Some games are more trouble than they are worth. Every gamer at some point or another has forced themselves through a game based upon its technical aspects, the fact that it was a sequel to a great game, and other acts of favoritism. Skullmonkeys is a perfect example of such a circumstance. Besides the fact that the game was a direct sequel to The Neverhood, several other factors made Skullmonkeys irresistible. Firstly, instead of being a point-and-click adventure like its prequel, Skullmonkeys was my all-time favorite genre: a platformer. Toss in a little off-the-wall humor, hand-crafted clay graphics, an off-kilter soundtrack, and plenty of old-school challenge, I just could not help myself.
Upon delving headlong into what I was anticipating to be a classic, a couple of major flaws presented themselves immediately. Having grown up during the golden age of platformers with the likes of Super Mario World, Sonic the Hedgehog, and Mega Man X, anything less than rock-solid controls was simply not an option. Although not terrible, maneuvering about the screen in Skullmonkeys just does not feel right. From a technical standpoint the controls are a little iffy in that the main character Klaymen simply does not always respond appropriately to the player's commands. Sometimes he will skyrocket vertically with the push of the jump button and other times a meager hop occurs. With every platform posing the possibility of death, the lack of a predictable jump height leads to many unfair deaths. (It must also be noted that as the game progresses, the platforming becomes even more difficult, so expect countless run-ins with the slippery jump mechanisms.)
Aside from the jumping, Skullmonkey's lack of solid controls only serves to increase undoubtedly the most frustrating element of the game: the difficulty. Featuring one-hit deaths, tricky jumps, unpredictable enemy movement, and some tough-as-nails platforming, Skullmonkeys does little to make your life easy. Oddly enough, however, Skullmonkeys is inconsistently difficult. Starting off rather simply, Skullmonkeys grows increasingly tough at a steady rate for the first third of the game. Suddenly, as if the developers felt as though things were getting too easy, the difficulty ramps up at an alarming rate for several stages, only to end on an easy note, barring the near-impossible conclusion. On the positive side of things, several power-ups are made widely available, such as the offensively minded energy balls and glidey birds, as well as defensive items, such as the halo (allowing the player an extra hit) and Slappy the Hamster who serves as a temporary, rotating shield.
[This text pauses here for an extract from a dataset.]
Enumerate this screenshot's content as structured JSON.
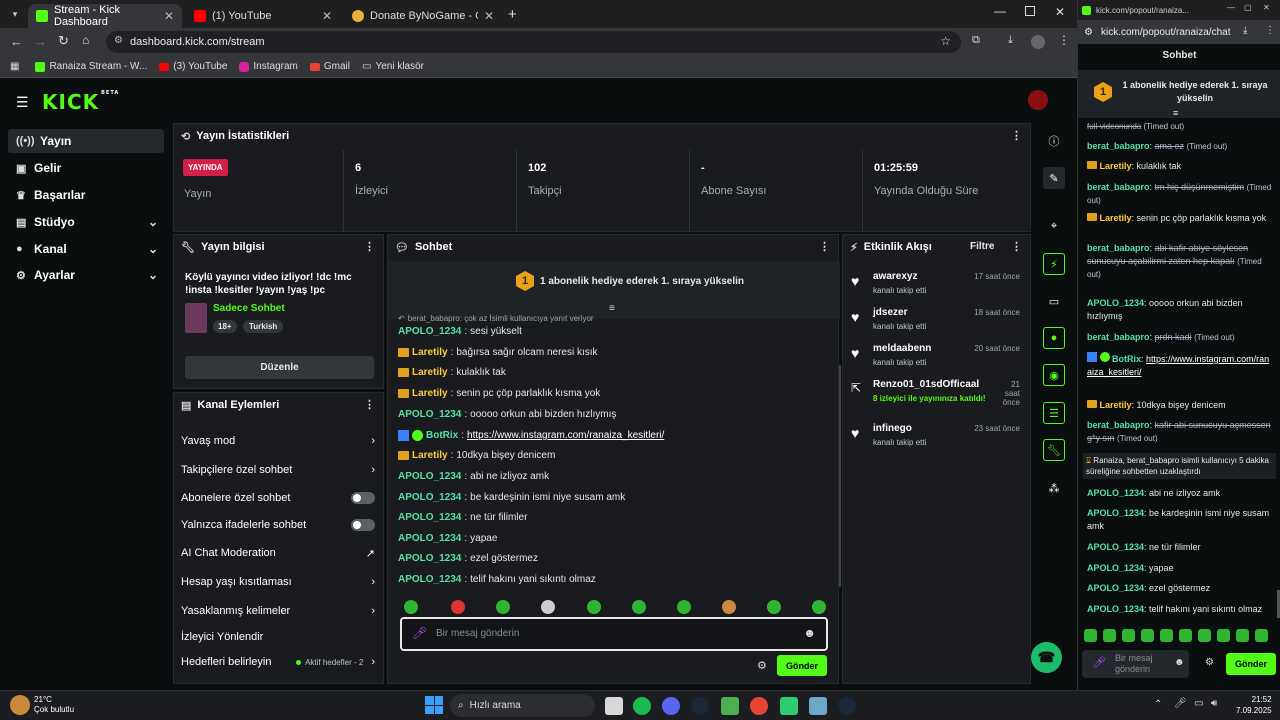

It is unfortunate that Skullmonkeys can be such an unforgiving, inconsistent game in the gameplay department, because the graphics and music are more than exceptional. Featuring attractive, varied environments, well-animated enemies, and full claymation cutscenes, Skullmonkeys is without a doubt, easy on the eyes. Although somewhat drab from time to time, the developers provide gamers with 17 unique worlds, several of which do not fall under "stock platformer" level templates. In between a few of the levels are cutscenes that serve as bridges to gap stages together, as well as to flesh out the story. Although generally senseless and juvenile in scope, they are essential nonetheless (the cinematic featuring Klaymen, a can of beans, and a deadly fart is simply hilarious). Musically, although less developed than The Neverhood's soundtrack, Skullmonkeys has a unique, varied soundscape that, without being overly memorable, maintains an above-average level of quality. Without a doubt, however, the bonus room music is undoubtedly classic and cannot be missed, regardless of your level of interest in the source material.
In the end, Skullmonkeys is a decidedly average platformer with less-than-perfect controls, somewhat attractive graphics, and an above average soundtrack. Although there are several perks, most of which stem from the hilarious cutscenes and the bonus room song, it is tough to whole-heartedly recommend Skullmonkeys to gamers unfamiliar with its prequel, The Neverhood. If one does, however, chose to delve into the perilous world of Iznak, the journey is not without its positive aspects. It just feels as though the whole experience was underdeveloped and rushed, in the end sapping Skullmonkeys of the most important aspect of all: fun.